Kyle graduated from Arapahoe High School in 2002 and found his way to Southeast Community College in Lincoln, NE, where he received an Associate degree in Business Management and Marketing. While going to school full-time, he worked an internship at the Nebraska Corn Board and helped manage a successful remodeling company. He oversaw 15 employees and learned how to manage time and people all while honing his customer service skills.
Kyle jumped at the chance to move back to the ranch in the spring of 2006. He had the opportunity to purchase his grandparents, Clarence and Lois Helms, homestead and current sale site. He joined his parents, Dick and Bonnie Helms, in the family ranch operation. Shortly after moving home he was introduced to his soon to be wife, Kayla Dawson, by the current cattle manager, Larry and his wife Deb Dawson. Kyle and Kayla were married in July of 2008 in Valentine, NE., in Kayla’s hometown.
Kayla was also born and raised into the ranch life as well. She grew up on a ranch in the Nebraska Sandhills and lived 70 miles from school. She learned how to juggle ranch chores and school activities as well. She grew up showing club calves and horses. After her time in Lincoln as a Business Accounting major she jumped at the chance to become an intricate part of the family operation alongside her husband.
Kyle and Kayla have been blessed with two wonderful daughters. Lillian Belle was born in September 2011 and Abigail Mae was born in April 2013. Kyle and Kayla were extremely excited to introduce the fourth generation to the family seed stock operation and look forward to continuing the tradition of raising their family in the lifestyle with friends and family.
Bryan & Shannon Helms
While living in Wyoming and on vacation in San Diego for Thanksgiving in November of 2017, they had no idea how a phone call to Nebraska to announce their engagement to his brother, Kyle, would change the course of their life’s events. When Kyle suggested that they just get married in the sale barn since they were already planning to be there that Christmas, they all laughed at first. But then the wisdom of that suggestion started to sink in and they decided to jump in with both feet and had a fun family wedding in the sale barn their grandfather had built just five weeks later. Shortly after that, they decided to move home to join the operation in February of 2018. They were blessed with a daughter in early November of 2018 and look forward to introducing her to the amazing opportunities that growing up around livestock and working with family can offer.
Bryan and Shannon met while riding and showing horses in Wyoming.
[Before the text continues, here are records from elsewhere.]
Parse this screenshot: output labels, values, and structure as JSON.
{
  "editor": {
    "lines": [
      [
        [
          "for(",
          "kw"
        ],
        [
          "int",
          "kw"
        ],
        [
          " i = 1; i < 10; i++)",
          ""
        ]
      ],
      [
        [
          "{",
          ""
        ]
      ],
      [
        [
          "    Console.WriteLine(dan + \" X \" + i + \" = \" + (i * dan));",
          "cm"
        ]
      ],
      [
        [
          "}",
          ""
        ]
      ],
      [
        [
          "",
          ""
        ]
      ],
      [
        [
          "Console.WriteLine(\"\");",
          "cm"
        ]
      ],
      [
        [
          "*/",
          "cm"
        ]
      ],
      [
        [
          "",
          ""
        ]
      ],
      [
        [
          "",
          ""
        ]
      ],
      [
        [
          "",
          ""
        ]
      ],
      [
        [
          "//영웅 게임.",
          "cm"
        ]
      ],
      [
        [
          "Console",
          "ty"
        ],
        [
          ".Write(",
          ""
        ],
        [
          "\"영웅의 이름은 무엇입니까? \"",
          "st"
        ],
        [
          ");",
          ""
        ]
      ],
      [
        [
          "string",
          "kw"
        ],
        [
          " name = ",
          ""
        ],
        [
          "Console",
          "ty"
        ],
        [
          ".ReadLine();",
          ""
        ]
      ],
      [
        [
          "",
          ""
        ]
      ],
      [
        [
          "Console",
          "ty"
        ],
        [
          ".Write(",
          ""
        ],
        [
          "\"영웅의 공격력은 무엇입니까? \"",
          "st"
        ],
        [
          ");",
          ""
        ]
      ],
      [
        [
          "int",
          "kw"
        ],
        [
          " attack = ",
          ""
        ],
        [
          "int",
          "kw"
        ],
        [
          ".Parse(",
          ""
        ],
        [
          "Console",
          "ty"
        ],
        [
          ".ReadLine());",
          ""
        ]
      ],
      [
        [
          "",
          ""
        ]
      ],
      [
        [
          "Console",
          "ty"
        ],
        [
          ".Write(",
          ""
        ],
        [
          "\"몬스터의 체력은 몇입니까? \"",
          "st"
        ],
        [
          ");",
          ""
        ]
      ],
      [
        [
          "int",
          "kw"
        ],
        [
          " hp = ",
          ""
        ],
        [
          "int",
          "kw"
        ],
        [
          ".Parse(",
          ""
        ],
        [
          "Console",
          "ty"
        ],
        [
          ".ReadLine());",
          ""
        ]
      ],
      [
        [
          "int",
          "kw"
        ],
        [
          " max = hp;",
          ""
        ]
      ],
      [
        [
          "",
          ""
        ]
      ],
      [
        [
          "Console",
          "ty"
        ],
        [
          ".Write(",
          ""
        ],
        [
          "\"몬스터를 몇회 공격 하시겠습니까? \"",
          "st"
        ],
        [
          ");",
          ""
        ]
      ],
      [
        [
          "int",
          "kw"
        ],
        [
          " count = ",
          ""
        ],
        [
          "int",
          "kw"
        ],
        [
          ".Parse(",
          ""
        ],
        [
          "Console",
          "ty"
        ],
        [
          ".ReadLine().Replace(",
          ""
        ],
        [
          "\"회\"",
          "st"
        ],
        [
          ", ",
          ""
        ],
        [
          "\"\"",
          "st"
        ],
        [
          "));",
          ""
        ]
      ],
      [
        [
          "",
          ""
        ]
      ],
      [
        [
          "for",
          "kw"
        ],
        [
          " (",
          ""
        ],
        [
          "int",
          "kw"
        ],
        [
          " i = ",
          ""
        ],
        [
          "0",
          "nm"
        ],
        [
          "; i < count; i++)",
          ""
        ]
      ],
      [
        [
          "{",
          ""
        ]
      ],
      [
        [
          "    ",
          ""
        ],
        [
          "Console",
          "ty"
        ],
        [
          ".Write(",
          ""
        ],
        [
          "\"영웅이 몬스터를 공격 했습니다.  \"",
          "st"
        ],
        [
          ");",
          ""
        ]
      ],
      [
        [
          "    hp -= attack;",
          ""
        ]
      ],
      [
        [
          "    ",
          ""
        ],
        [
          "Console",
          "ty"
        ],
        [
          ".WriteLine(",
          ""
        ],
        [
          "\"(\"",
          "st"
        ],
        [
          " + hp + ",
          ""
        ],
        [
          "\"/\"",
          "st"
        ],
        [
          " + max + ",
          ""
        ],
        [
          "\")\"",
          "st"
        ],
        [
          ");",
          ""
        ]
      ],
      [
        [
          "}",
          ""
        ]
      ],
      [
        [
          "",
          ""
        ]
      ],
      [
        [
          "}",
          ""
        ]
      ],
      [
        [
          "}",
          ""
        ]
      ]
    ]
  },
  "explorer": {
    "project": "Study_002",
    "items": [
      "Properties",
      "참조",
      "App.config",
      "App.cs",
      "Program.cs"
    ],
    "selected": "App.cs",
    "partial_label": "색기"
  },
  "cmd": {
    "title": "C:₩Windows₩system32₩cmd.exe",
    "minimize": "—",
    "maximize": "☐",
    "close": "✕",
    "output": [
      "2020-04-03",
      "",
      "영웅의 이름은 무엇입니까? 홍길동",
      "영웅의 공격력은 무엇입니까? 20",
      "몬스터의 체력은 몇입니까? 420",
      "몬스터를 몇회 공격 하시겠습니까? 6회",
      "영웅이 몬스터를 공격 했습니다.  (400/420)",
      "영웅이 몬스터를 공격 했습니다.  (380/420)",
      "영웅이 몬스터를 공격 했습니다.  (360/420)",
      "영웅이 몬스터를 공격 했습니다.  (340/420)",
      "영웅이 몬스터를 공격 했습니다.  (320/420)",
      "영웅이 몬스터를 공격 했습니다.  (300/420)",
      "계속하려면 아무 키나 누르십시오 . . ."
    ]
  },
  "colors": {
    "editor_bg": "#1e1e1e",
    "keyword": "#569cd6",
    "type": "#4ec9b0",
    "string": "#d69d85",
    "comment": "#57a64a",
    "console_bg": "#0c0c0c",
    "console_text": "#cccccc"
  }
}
They both have extensive experience in vastly different areas of the equine world. Bryan grew up on the family ranch and spent over 13 years affiliated with the Wild Horse and Burro program through the Wyoming Honor Farm and the BLM. He excels with starting and breaking young horses. He loves to be horseback out in the open, working livestock with his equine partner.
Shannon’s background is about the opposite. Growing up in San Diego, her experience with horses was very structured and very formal. She started her horse journey with the United States Pony Club. She achieved the highest rating possible through the USPC and is a Graduate ‘A’. She competed for almost three decades in the disciplines of dressage and three-day eventing, before switching to western riding in 2011. That is when she discovered the western dressage, reining and reined cowhorse disciplines.
Bryan and Shannon still compete in these disciplines today and can’t wait to introduce their daughter, Savannah to the horse world. They feel so blessed to have the opportunity to raise their daughter so close to their family.